It's time for state to share in gambling revenue
When the 2011 Legislature convenes, the new governor and state legislators will face the mighty task of creating jobs, improving the economy and fixing an anticipated $6 billion budget deficit. Passing racino legislation is one part of the solution for our state’s job and revenue crises.
If a racino bill is passed this year, thousands of new, high-quality jobs will be created without raising taxes. Racinos at Canterbury Park and Running Aces Harness Park will put hundreds of currently unemployed construction workers back to work as the two facilities invest to accommodate slot machines. Following construction, the racinos will provide thousands of new, permanent jobs as both racetracks hire new employees to operate and oversee their new gaming operations.
In addition, racinos will help create and preserve jobs in rural Minnesota. Unfortunately, many of these jobs are leaving the state as people who breed, train and own horses are leaving Minnesota for states such as Iowa and Oklahoma. These states, in addition to 10 others, have seen their agricultural industries thrive upon the approval of racino legislation. Adding racinos will keep these jobs, and many other agricultural jobs (grain farmers, farriers, veterinarians, etc.) here where they belong.

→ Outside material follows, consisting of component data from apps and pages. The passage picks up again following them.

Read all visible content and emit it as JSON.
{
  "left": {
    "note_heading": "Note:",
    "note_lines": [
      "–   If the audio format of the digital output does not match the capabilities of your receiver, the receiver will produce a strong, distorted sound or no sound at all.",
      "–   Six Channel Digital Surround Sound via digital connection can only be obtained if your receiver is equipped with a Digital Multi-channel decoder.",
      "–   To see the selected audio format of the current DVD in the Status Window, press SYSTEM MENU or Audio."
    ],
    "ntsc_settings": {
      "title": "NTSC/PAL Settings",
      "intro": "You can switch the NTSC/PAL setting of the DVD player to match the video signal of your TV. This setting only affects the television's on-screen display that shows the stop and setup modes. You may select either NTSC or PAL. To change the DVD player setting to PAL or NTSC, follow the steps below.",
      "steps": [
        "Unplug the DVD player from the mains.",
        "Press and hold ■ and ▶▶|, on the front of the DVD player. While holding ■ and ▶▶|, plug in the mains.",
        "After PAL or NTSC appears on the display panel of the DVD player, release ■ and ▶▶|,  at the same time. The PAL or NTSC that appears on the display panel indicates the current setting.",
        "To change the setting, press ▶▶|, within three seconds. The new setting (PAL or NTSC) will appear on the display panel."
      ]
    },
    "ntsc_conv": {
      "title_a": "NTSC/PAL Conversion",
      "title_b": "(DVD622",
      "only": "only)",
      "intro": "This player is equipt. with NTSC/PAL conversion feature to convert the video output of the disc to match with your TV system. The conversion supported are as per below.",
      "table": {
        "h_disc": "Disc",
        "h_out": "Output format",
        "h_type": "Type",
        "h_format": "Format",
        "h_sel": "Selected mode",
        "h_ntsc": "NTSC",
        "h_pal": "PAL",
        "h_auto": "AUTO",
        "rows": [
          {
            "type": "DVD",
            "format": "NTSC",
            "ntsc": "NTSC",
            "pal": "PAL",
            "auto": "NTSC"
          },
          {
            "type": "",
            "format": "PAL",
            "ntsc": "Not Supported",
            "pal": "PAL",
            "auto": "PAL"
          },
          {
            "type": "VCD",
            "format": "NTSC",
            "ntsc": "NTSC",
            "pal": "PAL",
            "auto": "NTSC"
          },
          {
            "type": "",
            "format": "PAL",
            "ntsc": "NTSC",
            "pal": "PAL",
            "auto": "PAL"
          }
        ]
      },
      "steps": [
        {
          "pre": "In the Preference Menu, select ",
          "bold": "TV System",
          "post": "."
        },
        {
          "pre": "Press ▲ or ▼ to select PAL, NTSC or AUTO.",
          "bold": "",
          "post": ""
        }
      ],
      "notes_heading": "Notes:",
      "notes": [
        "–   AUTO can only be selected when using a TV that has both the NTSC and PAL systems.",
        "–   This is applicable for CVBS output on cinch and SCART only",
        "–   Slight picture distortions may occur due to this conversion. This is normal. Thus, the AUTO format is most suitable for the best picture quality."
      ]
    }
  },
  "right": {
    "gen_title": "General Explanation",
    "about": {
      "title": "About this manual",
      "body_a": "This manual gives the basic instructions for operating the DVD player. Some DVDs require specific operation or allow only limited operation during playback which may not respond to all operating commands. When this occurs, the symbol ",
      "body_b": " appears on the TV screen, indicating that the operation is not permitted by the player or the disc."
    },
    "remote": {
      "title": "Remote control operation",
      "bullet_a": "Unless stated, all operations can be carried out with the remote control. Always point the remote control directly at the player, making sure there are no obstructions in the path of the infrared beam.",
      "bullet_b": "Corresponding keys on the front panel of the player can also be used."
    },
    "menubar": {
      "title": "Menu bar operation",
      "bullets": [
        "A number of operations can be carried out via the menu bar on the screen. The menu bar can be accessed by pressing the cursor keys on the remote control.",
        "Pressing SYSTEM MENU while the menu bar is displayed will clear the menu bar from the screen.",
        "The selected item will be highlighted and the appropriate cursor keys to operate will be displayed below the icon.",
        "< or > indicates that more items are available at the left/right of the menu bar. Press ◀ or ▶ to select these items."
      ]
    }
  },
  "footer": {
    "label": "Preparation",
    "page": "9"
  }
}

If the Legislature passes a racino bill, Minnesota will also receive $250 million every budget cycle in tax revenue. The hundreds of millions the state can make from racinos is real money when we need it most. This new revenue could be spent on programs like education, rural economic development, health care or a new Vikings stadium. All of these projects would create even more new jobs in the state of Minnesota.
According to numerous studies conducted by the Minnesota State Lottery, more than 80 percent of Minnesotans gamble in a given year. We spent $1.1 billion on charitable gambling in 2008. We amended our Constitution in 1982 to allow pari-mutuel betting. We further amended the Constitution to authorize a state lottery in 1988 and we spent a record $481 million on lottery tickets last year. In addition, Minnesota has 18 tribal casinos and, at present, the state doesn’t collect any direct gaming or corporate taxes from gambling profits those casinos generate.
More than two decades ago, the state negotiated a compact that provided for untaxed gaming in perpetuity for Minnesota’s Native American tribes.
Contrary to what many Minnesotans think, that compact in no way guarantees a gaming monopoly for the tribes. I’m not advocating reopening the deal — what’s done is done — but it’s long past time to let Minnesotans get a share of the huge pot of untaxed gambling dollars. After all, Minnesotans are the ones who are primarily responsible for generating that gambling revenue in the first place.
Around the country, racinos are a proven source of jobs and revenue to their state and local governments. Twelve states have already authorized racino legislation. In 2009, these states employed more than 29,000 people and paid morethan $2.6 billion in gaming taxes to state and local governments. Six of the twelve states that have already authorized racino legislation successfully co-exist with tribal casinos.
Minnesotans have long embraced the qualities of fairness and equality. Perhaps that explains why poll after poll has shown more than 70 percent of Minnesotans support racino legislation.
It’s time for the Legislature to listen to the people and to quit playing politics as usual. Pass racino legislation and let’s start putting Minnesotans back to work — without raising their taxes!